But, while the charms of Cymbeline and The Winter’s Tale appear in even greater measure in The Tempest, this astonishing swan song is open to none of the objections which, from some points of view, may lie against them. It is almost regular, so far as “time” is concerned; its violation of “place” is very small, being confined to the limits of one little island; and its “action” though, of course, of the English multiple kind, can be plausibly argued to be almost single in its multiplicity. The working of the spells of Prospero on all the important members of the shipwrecked crew in their diverse natures, qualities and importance—for correction on Alonso, Antonio and Sebastian (though these last two were probably incorrigible); for trial and reward on Ferdinand; for well deserved plaguing on Stephano and Trinculo—might have given more pause to Aristotle “if he had seen ours,” as Dryden says, than anything else. The contrast of Caliban and Ariel is almost classical in conception, though ultraromantic in working out. The loves of Ferdinand and Miranda at once repair and confirm according to justice the acquisition of Milan by Naples, which has been unjustly accomplished before the opening. In the management of the supernatural, too, Shakespeare once more shows that unique combination of power and economy which has been noted. But he has not, because of this extra expenditure—if, indeed, it was an extra expenditure—of trouble, in the very least stinted the outpouring of beauty on individual character, scene, passage, phrase or line. Ariel and Caliban among super- or extra-natural personages, and Miranda even among Shakespeare’s women, occupy positions of admitted supremacy. Prospero is of extraordinary subtlety; the butler and the jester are among the best of their excellent class.

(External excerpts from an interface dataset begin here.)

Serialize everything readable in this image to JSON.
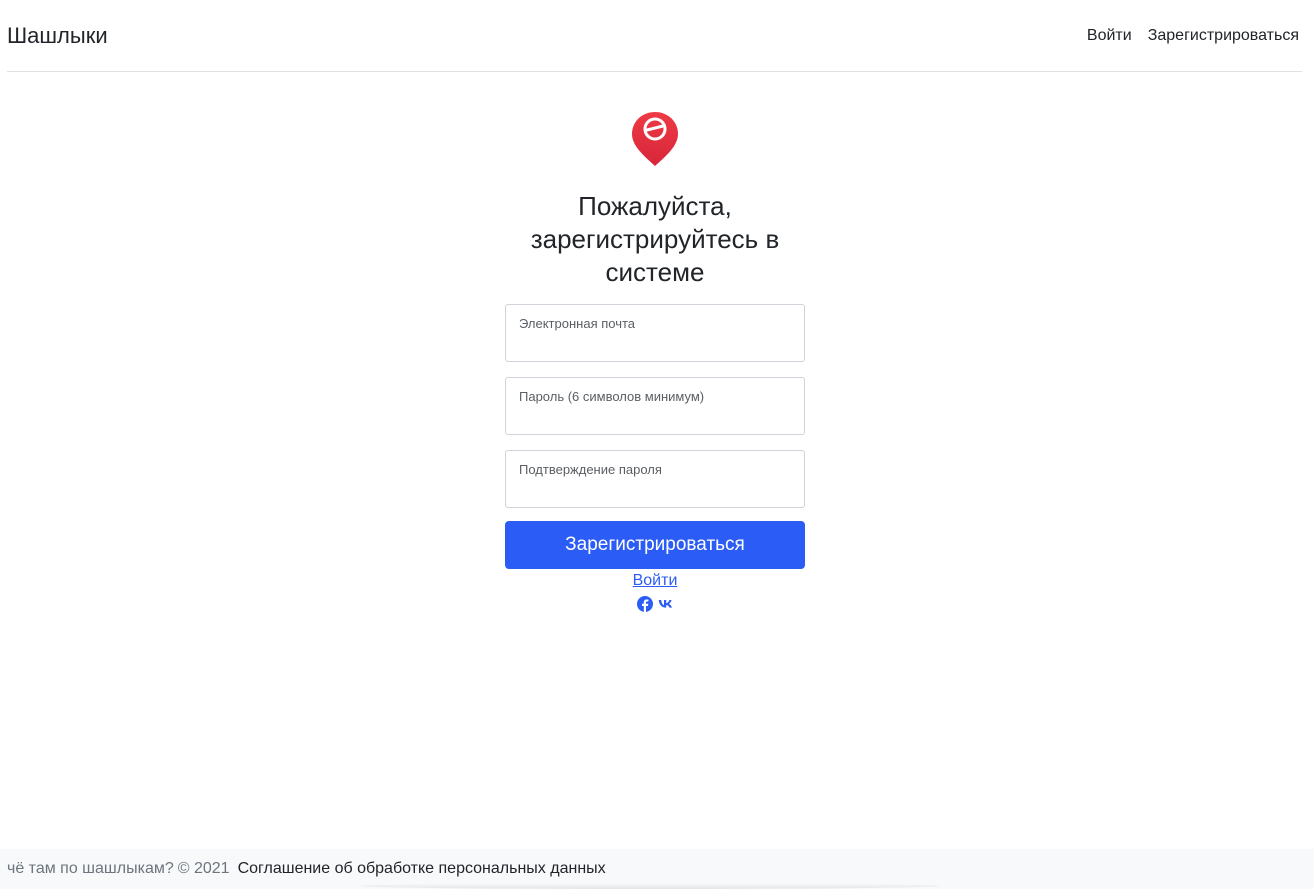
{
  "header": {
    "brand": "Шашлыки",
    "nav": {
      "login": "Войти",
      "register": "Зарегистрироваться"
    }
  },
  "form": {
    "title": "Пожалуйста, зарегистрируйтесь в системе",
    "logo_icon": "map-pin-logo-icon",
    "fields": {
      "email_label": "Электронная почта",
      "password_label": "Пароль (6 символов минимум)",
      "confirm_label": "Подтверждение пароля"
    },
    "submit_label": "Зарегистрироваться",
    "login_link": "Войти",
    "social": [
      "facebook-icon",
      "vk-icon"
    ]
  },
  "footer": {
    "tagline": "чё там по шашлыкам?",
    "copyright": "© 2021",
    "agreement_link": "Соглашение об обработке персональных данных"
  },
  "colors": {
    "accent": "#2c5cf6",
    "logo_red": "#e3303d"
  }
}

It is curious that this play makes a kind of pendant to Much Ado About Nothing in the nearness with which comedy approaches tragedy, though the supernatural element relieves the spectator of the apprehension which, in the other case, is not unjustified. The inset masque, too (to which there is a faint parallel in Cymbeline), is a remarkable feature, and adds to the complicated, and yet not disorderly, attractions of the piece. But these attractions are all-pervading. The versification, though in part of Shakespeare’s latest style, is of his best, in song and dialogue alike, throughout; and there are curious side interests in Gonzalo’s citation of Montaigne, and in other matters. But the main charm is once more in the poetry, to which the prose adds not a little. The vividness of the storm; the admirable protasis of Miranda and Prospero; Ariel, whenever he speaks, and Caliban not seldom—give this charm, while Prospero himself is always a master of it. Indeed, in the great parallel with Calderon of “life’s a dream,” led up to by the picture of the vanishing universe, it reaches one of the “topless towers” of poetry. To refuse to see an actual leave taking in this perfect creation with its (to say the least) remarkable prophecy of the “burial of the book” is, surely, an idle scepticism, considering the weight of positive evidence of all kinds which supports the idea. At any rate, if it were not the last, it ought to have been; and, though there are too many instances of non-coincidence between what ought to be and what is, we need hardly lay it down as a rule that what ought to have been could not be. The Tempest is not all Shakespeare: only all Shakespeare is that. But it may, at least, be pronounced a diploma piece of Shakespeare’s art.